Why does God not want His people to see/understand the truth and turn back to Him (in repentance, etc)? To answer this, we must keep close to the original historical context of Isa 6:9-13. Isaiah’s mission in chap. 6ff is to announce the judgment that is coming on the people of Israel and Judah, in the form, primarily, of the Assyrian military invasion(s). If the people realized the nature of this judgment, and its imminence, they might well repent, and this would prompt YHWH to curtail the just punishment that the people deserved for their sins and crimes. Instead, in order for the full punishment to be meted out, and for the judgment to be realized in full, the people are prevented from realizing (or accepting) what is happening to them, until it is too late.
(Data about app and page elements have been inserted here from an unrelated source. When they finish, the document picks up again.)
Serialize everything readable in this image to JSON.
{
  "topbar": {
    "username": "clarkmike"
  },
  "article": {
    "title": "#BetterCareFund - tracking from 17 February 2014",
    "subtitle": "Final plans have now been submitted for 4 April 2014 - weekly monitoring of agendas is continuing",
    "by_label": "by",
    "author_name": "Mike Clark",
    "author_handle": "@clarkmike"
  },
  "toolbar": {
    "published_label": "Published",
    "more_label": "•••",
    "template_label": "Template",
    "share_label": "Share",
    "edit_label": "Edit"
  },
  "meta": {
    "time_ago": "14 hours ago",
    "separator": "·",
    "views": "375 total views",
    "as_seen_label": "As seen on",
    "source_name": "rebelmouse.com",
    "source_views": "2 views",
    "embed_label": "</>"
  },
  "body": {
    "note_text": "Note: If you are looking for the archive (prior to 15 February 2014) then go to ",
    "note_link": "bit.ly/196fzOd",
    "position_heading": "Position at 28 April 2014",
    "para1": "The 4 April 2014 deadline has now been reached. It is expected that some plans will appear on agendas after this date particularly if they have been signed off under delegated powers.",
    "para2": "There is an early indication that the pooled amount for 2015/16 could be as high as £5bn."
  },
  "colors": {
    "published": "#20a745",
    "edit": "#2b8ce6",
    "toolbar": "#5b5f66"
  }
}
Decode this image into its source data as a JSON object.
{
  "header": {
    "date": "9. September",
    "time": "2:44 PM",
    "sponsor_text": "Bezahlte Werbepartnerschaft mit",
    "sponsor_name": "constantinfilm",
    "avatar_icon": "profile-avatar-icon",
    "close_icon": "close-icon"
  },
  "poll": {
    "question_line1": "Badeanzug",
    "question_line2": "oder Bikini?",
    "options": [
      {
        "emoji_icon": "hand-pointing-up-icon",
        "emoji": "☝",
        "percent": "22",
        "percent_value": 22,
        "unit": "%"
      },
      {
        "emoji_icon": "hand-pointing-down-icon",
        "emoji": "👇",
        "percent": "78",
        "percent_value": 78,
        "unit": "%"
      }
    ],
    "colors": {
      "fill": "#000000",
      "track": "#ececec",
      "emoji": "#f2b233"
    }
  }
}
This is comparable in some ways to the hardening of Pharaoh’s heart in the Exodus narratives. By hardening Pharaoh’s heart (Exod 4:21; 7:3; 9:12; 10:1, 20, 27; 11:10; 14:4, 8, 17), God brings about the full punishment upon Egypt, the completion of all the “plagues”, including the last and greatest (death of the firstborn). This, of course, does not remove the guilt or responsibility of Pharaoh—there is a sense in which he hardens his own heart (Exod 8:11, 28; 9:34; cf. also 7:13-14; 8:15; 9:7, 35; Roberts, p. 102 note)—but ultimately it is God (YHWH) who brings this about. The point is that God’s action (here through the prophet Isaiah) allows for the full judgment/punishment of the people to be realized. Only after this punishment has taken effect—through conquest, destruction, and exile—can the restoration of the people occur (v. 13).
References above marked “Roberts” are to J. J. M. Roberts, First Isaiah, Hermeneia Commentary series (Fortress Press: 2015).